EXERCISE DETAILS – For the string "topic", state how many lines of the data hold it. Give nothing besides the number.

RECORDS SUPPLIED –
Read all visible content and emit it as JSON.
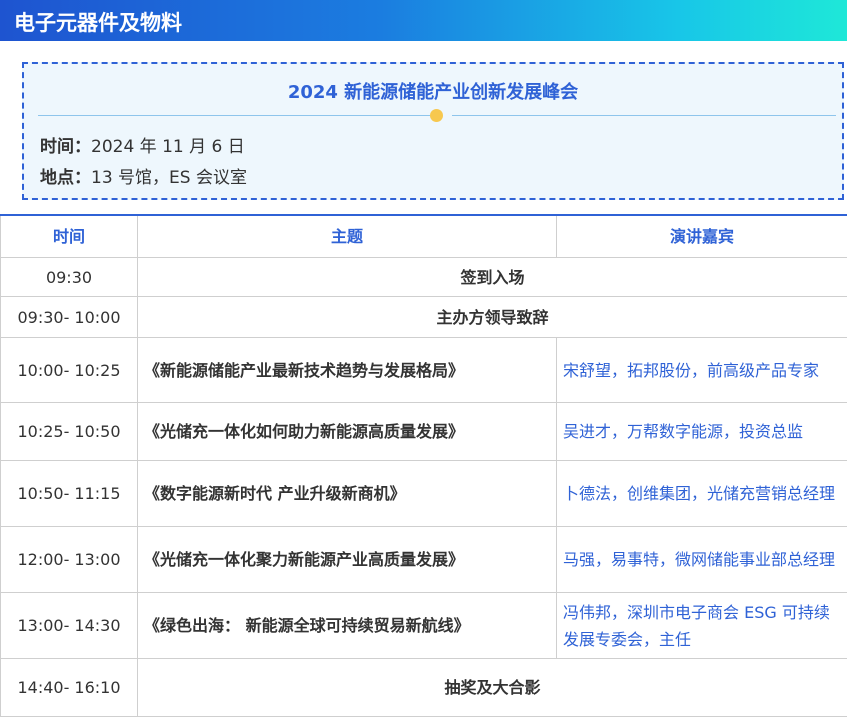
{
  "section_title": "电子元器件及物料",
  "event": {
    "title": "2024 新能源储能产业创新发展峰会",
    "time_label": "时间：",
    "time_value": "2024 年 11 月 6 日",
    "place_label": "地点：",
    "place_value": "13 号馆，ES 会议室"
  },
  "table": {
    "headers": [
      "时间",
      "主题",
      "演讲嘉宾"
    ],
    "rows": [
      {
        "time": "09:30",
        "topic": "签到入场",
        "speaker": ""
      },
      {
        "time": "09:30- 10:00",
        "topic": "主办方领导致辞",
        "speaker": ""
      },
      {
        "time": "10:00- 10:25",
        "topic": "《新能源储能产业最新技术趋势与发展格局》",
        "speaker": "宋舒望，拓邦股份，前高级产品专家"
      },
      {
        "time": "10:25- 10:50",
        "topic": "《光储充一体化如何助力新能源高质量发展》",
        "speaker": "吴进才，万帮数字能源，投资总监"
      },
      {
        "time": "10:50- 11:15",
        "topic": "《数字能源新时代 产业升级新商机》",
        "speaker": "卜德法，创维集团，光储充营销总经理"
      },
      {
        "time": "12:00- 13:00",
        "topic": "《光储充一体化聚力新能源产业高质量发展》",
        "speaker": "马强，易事特，微网储能事业部总经理"
      },
      {
        "time": "13:00- 14:30",
        "topic": "《绿色出海： 新能源全球可持续贸易新航线》",
        "speaker": "冯伟邦，深圳市电子商会 ESG 可持续发展专委会，主任"
      },
      {
        "time": "14:40- 16:10",
        "topic": "抽奖及大合影",
        "speaker": ""
      }
    ]
  }
}
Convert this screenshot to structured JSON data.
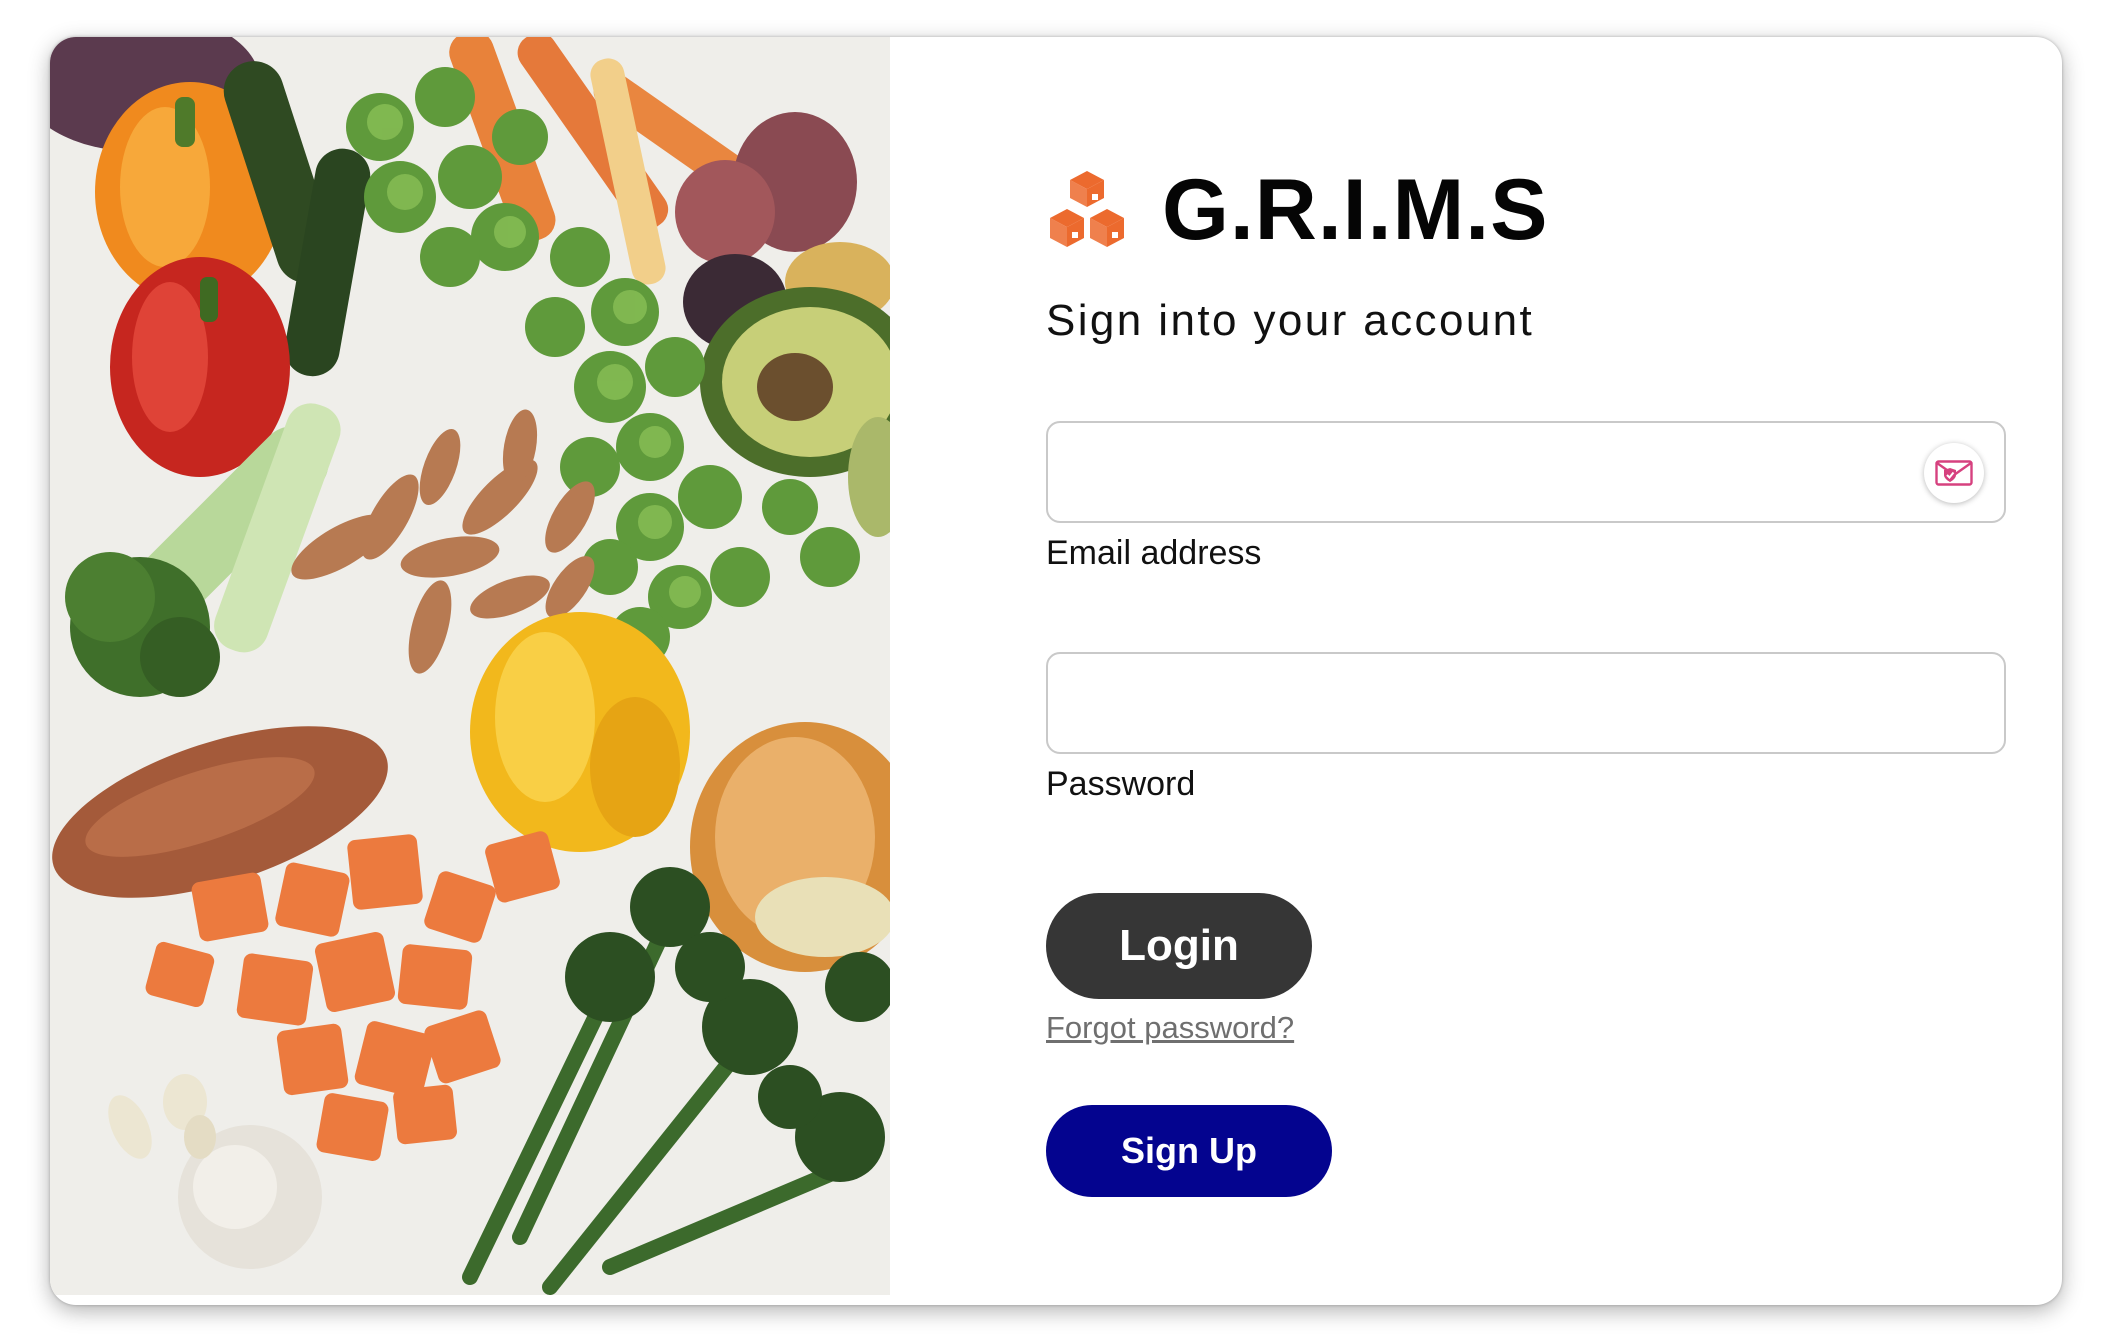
{
  "brand": {
    "name": "G.R.I.M.S",
    "icon": "boxes-icon",
    "icon_color": "#EC6A2E"
  },
  "hero_image": {
    "subject": "fresh-vegetables-photo"
  },
  "form": {
    "subtitle": "Sign into your account",
    "email": {
      "label": "Email address",
      "value": "",
      "placeholder": "",
      "badge_icon": "secure-mail-icon",
      "badge_color": "#D6417F"
    },
    "password": {
      "label": "Password",
      "value": "",
      "placeholder": ""
    },
    "login_label": "Login",
    "forgot_label": "Forgot password?",
    "signup_label": "Sign Up"
  },
  "colors": {
    "login_button": "#363636",
    "signup_button": "#04048F",
    "forgot_link": "#6F6F6F",
    "input_border": "#C9C9C9"
  }
}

TASK RESPONSE – 8